Entries from a dataset of interfaces:
_ _ _ _
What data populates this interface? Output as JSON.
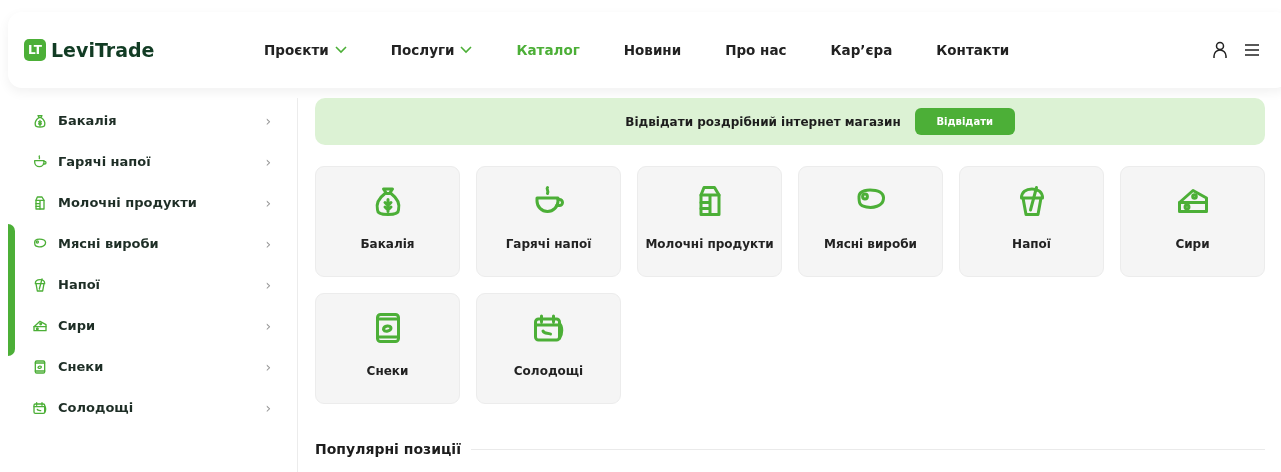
{
  "header": {
    "logo_badge": "LT",
    "logo_text": "LeviTrade",
    "nav": [
      {
        "label": "Проєкти",
        "dropdown": true,
        "selected": false
      },
      {
        "label": "Послуги",
        "dropdown": true,
        "selected": false
      },
      {
        "label": "Каталог",
        "dropdown": false,
        "selected": true
      },
      {
        "label": "Новини",
        "dropdown": false,
        "selected": false
      },
      {
        "label": "Про нас",
        "dropdown": false,
        "selected": false
      },
      {
        "label": "Кар’єра",
        "dropdown": false,
        "selected": false
      },
      {
        "label": "Контакти",
        "dropdown": false,
        "selected": false
      }
    ]
  },
  "sidebar": {
    "items": [
      {
        "label": "Бакалія",
        "chevron": "›"
      },
      {
        "label": "Гарячі напої",
        "chevron": "›"
      },
      {
        "label": "Молочні продукти",
        "chevron": "›"
      },
      {
        "label": "Мясні вироби",
        "chevron": "›"
      },
      {
        "label": "Напої",
        "chevron": "›"
      },
      {
        "label": "Сири",
        "chevron": "›"
      },
      {
        "label": "Снеки",
        "chevron": "›"
      },
      {
        "label": "Солодощі",
        "chevron": "›"
      }
    ]
  },
  "banner": {
    "text": "Відвідати роздрібний інтернет магазин",
    "button": "Відвідати"
  },
  "categories": [
    {
      "label": "Бакалія"
    },
    {
      "label": "Гарячі напої"
    },
    {
      "label": "Молочні продукти"
    },
    {
      "label": "Мясні вироби"
    },
    {
      "label": "Напої"
    },
    {
      "label": "Сири"
    },
    {
      "label": "Снеки"
    },
    {
      "label": "Солодощі"
    }
  ],
  "popular": {
    "title": "Популярні позиції"
  }
}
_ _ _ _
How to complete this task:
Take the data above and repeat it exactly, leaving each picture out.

Answer box:
What data populates this interface? Output as JSON.
{
  "header": {
    "logo_badge": "LT",
    "logo_text": "LeviTrade",
    "nav": [
      {
        "label": "Проєкти",
        "dropdown": true,
        "selected": false
      },
      {
        "label": "Послуги",
        "dropdown": true,
        "selected": false
      },
      {
        "label": "Каталог",
        "dropdown": false,
        "selected": true
      },
      {
        "label": "Новини",
        "dropdown": false,
        "selected": false
      },
      {
        "label": "Про нас",
        "dropdown": false,
        "selected": false
      },
      {
        "label": "Кар’єра",
        "dropdown": false,
        "selected": false
      },
      {
        "label": "Контакти",
        "dropdown": false,
        "selected": false
      }
    ]
  },
  "sidebar": {
    "items": [
      {
        "label": "Бакалія",
        "chevron": "›"
      },
      {
        "label": "Гарячі напої",
        "chevron": "›"
      },
      {
        "label": "Молочні продукти",
        "chevron": "›"
      },
      {
        "label": "Мясні вироби",
        "chevron": "›"
      },
      {
        "label": "Напої",
        "chevron": "›"
      },
      {
        "label": "Сири",
        "chevron": "›"
      },
      {
        "label": "Снеки",
        "chevron": "›"
      },
      {
        "label": "Солодощі",
        "chevron": "›"
      }
    ]
  },
  "banner": {
    "text": "Відвідати роздрібний інтернет магазин",
    "button": "Відвідати"
  },
  "categories": [
    {
      "label": "Бакалія"
    },
    {
      "label": "Гарячі напої"
    },
    {
      "label": "Молочні продукти"
    },
    {
      "label": "Мясні вироби"
    },
    {
      "label": "Напої"
    },
    {
      "label": "Сири"
    },
    {
      "label": "Снеки"
    },
    {
      "label": "Солодощі"
    }
  ],
  "popular": {
    "title": "Популярні позиції"
  }
}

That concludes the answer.